The light reflected in the window of the parochial house in Stanhope Place which I noticed earlier in the week had all the significance of a beacon of revival. Sadly the parochial house, once one of the focal points for the parish of St. Michael’s, had been unoccupied in recent years while the Parish Priest who also had responsibility for Narraghmore and Moone parishes, resided in the rural tranquillity of Crookstown. Our new Parish Priest has now occupied the early 19th century stone fronted parochial house and by this very act has reaffirmed the importance of the Parish Priest living amongst the people he serves. This is not to say that the parishioners of Narraghmore and Moone. deserve any less consideration but in terms of population numbers the parish of St. Michael’s must be seen as the first amongst equals in this part of the diocese.
The parish of St. Michael’s was established I am told in 1670 and the only extant records relating to the priests in the parish record Fr. John Fitzsimons who was ordained a priest in 1673 at 23 years of age. He had the distinction of being ordained by the then Archbishop of Dublin Oliver Plunkett and was appointed Parish Priest of St. Michael’s 24 years later. It is interesting to note that his designation as Parish Priest referred to St. Michael’s, St. John’s, Churchtown, Kilberry and Nicholastown. He was shown in government records as residing in Athy in 1704.
The next recorded Parish Priest was Fr. Daniel Fitzpatrick who was in charge of the parish in 1744 while living over the border in Queens County [now County Laois]. Fr. James Neill or Nele, was Parish Priest of St. Michael’s from 1771 until his death on 28th October 1789. Fr. Maurice Keegan was a curate in Athy for 7 years from 1780 and transferred to nearby Castledermot as Parish Priest where he remained until 1789. He returned that year to St. Michael’s as the Parish Priest and served in that capacity until 26th October 1825. It was during his stewardship of the parish that the Parish Church, then located in Chapel Lane, was torched and burned to the ground. It happened on the night of 7th March, 1800 and was one of a number of Catholic churches in this area and throughout Ireland which were similarly burned out following the 1798 Rebellion. Fr. Fitzpatrick lodged a claim for compensation with the Dublin Castle authorities and those proceeds and presumably further local funding financed the building of St. Michael’s Church, familiar to older residents of the parish which was demolished in 1960.

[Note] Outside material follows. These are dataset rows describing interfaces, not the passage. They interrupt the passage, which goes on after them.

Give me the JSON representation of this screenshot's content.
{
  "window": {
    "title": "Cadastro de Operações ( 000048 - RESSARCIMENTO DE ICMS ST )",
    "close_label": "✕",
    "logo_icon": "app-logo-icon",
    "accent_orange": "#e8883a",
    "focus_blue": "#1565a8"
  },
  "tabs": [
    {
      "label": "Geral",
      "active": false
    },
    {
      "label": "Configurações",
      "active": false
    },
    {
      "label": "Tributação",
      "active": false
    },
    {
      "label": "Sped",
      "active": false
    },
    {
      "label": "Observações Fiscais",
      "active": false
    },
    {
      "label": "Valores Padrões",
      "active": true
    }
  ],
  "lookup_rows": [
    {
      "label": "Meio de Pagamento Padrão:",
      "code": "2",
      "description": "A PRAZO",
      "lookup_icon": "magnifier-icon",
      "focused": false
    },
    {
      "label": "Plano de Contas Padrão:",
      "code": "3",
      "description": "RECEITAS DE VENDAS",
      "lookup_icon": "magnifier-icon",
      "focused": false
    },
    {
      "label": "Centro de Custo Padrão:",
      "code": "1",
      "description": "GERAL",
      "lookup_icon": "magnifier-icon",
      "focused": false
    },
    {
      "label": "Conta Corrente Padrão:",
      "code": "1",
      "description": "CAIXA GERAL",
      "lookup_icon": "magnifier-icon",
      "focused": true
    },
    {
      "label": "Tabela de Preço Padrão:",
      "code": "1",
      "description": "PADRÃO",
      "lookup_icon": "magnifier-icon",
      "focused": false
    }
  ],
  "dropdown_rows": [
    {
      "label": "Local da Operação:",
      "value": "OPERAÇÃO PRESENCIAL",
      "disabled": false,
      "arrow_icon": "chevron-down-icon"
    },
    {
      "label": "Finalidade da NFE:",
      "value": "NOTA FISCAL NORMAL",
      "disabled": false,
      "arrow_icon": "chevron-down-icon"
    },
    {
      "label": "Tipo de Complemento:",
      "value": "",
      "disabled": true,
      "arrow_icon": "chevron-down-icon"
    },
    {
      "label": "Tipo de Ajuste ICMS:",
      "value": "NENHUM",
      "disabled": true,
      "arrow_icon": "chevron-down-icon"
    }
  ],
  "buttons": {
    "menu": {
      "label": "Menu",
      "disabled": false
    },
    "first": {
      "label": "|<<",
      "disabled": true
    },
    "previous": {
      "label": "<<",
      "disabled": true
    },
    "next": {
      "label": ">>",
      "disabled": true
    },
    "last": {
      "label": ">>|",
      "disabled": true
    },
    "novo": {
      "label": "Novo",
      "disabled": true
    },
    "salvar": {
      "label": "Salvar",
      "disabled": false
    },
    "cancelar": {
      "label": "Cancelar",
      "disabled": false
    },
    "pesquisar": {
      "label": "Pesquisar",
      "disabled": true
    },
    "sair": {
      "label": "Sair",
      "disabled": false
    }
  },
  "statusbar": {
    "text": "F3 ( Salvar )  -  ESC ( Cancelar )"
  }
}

Following Fr. Fitzpatrick’s death in 1825 I have counted 18 Parish Priests who succeeded him, including the recently appointed Fr. Liam Rigney. Amongst them was Fr. Andrew Quinn who was Parish Priest from 1853-1879. A native of Eadestown, Naas, his brothers were Bishop James Quinn of Brisbane and Bishop Matthew Quinn of Bathurst. Two other Parish Priests who in my young days were remembered in Athy were Canon James Germaine who presided over the parish for 13 years up to 1905. Canon Mackey was another well remembered holder of the office from 1909-1928. Both died in office and both are buried in St. Michael’s Cemetery.
Canon Patrick McDonnell, after whom McDonnell Drive was named, was Parish Priest from 1928-1956. He was the old-style leader of his parish who to a youngster like me attending confessions in the early 1950s was a cross, contrary individual who was unable to deal kindly with the awkward silences of a dumb struck youngster. My tale of woe has been told in a previous Eye, however now that I am approaching Canon McDonnell’s age I can understand and forgive him.
Amongst the Parish Priests of the past we have had a number of priests with interesting backgrounds. Canon Owen Sweeney, who was a dynamic Parish Priest for 5 years from 1980, was the former president of Clonliffe College. Fr. Gerard Tanham, Parish Priest from 2010, was director of the Dublin Institute of Adult Education for 10 years from 1981. Both left their mark on the parish of St. Michael’s and are remembered with great fondness.
In any lookback at the Parish Priests of our parish it would be remiss of me not to mention Fr. Philip Dennehy who first came to Athy as a curate in 1963. He served for 10 years before returning as a Parish Priest in 1985, retiring 21 years later. Now aged 86 years he remains in the parish as Parish Priest Emeritus, a much-loved pastor who has devoted the majority of his ordained life to the parishioners of the Parish of St. Michael’s.
The parish has gone through difficult times since the departure of Monsignor John Wilson in 2009 and the widening of the pastoral responsibility of the Parish Priest for the outlying parishes has increased the difficulties facing the present incumbent. His decision to occupy the Parochial House in Stanhope Place goes a long way to reassuring his parishioners that the regeneration of St. Michael’s parish as a relevant and important part of community life in the area can be expected.